- 73A: Thin-framed, big-footed woman of cartoons (Olive Oyl) - can't believe I didn't get this instantly. But I didn't. Very annoying.
- 88A: Skateboarder's accessory (kneepad) - maybe you are like my wife and confidently put in HEARS instead of HEEDS at 72D: Listens to, resulting in the mysterious KNEEPAR for this answer.
- 97A: Jazz singer Nina (Simone) - I do love her. She and Mr. Rogers died about the same time. Very sad all around.
- 115A: Drink whose name is Tahitian for "good" (mai tai) - learned it last week, and here it is again.
- 1D: "Speed the Plow" playwright (Mamet) - wasn't Madonna in this ... somehow? Yes, it's true. 1988.
- 9D: Pouty look (moue) - everyone loves a MOUE. Great crossword word.
- 19D: 1950s stereotype (beatnik) - wait ... they didn't actually exist? My movie poster for "The Beat Generation" suggests otherwise.
- 45D: Quark-plus-antiquark particle (meson) - got killed by this in a recent Sun puzzle, and here it is again. Revenge is mine!
- 63D: Maria Muldaur's "_____ Woman" ("I'm a") - WHO?
- 78D: The Owls of the N.C.A.A. (Rice) - all I could think of was Temple.
- 84D: It was passed in May 1773 (Tea Act) - this surely had something to do with precipitating the Revolutionary War. Wife stumbles out of bed, into my office, and confirms this.
- 91D: Store on "Sesame Street" (Hooper's) - this took a while to float up out of the dark recesses of my brain. As you all know, I was more an "Electric Company" man than a "Sesame Street" man. I thought the kids that appeared on "Sesame Street" were ... what's a polite word for "not that bright?"
- 106D: Alamogordo's county (Otero) - this is known only to those who live near there and hardcore crossword solvers. I am getting the urge to construct a word ladder that somehow involves OTERO, OTERI, and UTERI.
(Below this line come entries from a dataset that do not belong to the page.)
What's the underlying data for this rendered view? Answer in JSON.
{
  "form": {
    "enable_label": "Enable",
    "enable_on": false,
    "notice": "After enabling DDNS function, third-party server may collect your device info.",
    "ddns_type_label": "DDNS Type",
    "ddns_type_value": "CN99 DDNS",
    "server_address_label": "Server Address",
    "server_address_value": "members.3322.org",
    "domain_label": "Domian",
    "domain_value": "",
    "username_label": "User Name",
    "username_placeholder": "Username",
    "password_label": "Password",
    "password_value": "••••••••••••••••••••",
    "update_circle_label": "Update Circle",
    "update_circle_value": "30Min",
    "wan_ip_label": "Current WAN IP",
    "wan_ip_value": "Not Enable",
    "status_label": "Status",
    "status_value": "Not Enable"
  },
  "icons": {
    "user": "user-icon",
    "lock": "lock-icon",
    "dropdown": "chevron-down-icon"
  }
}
- 116D: "_____ in Icarus" (1979 French thriller) ("I As...") - Good thing I knew who KEYNES was, or I might be wondering who the hell "IAN in Icarus" was.
Signed, Rex Parker, King of CrossWorld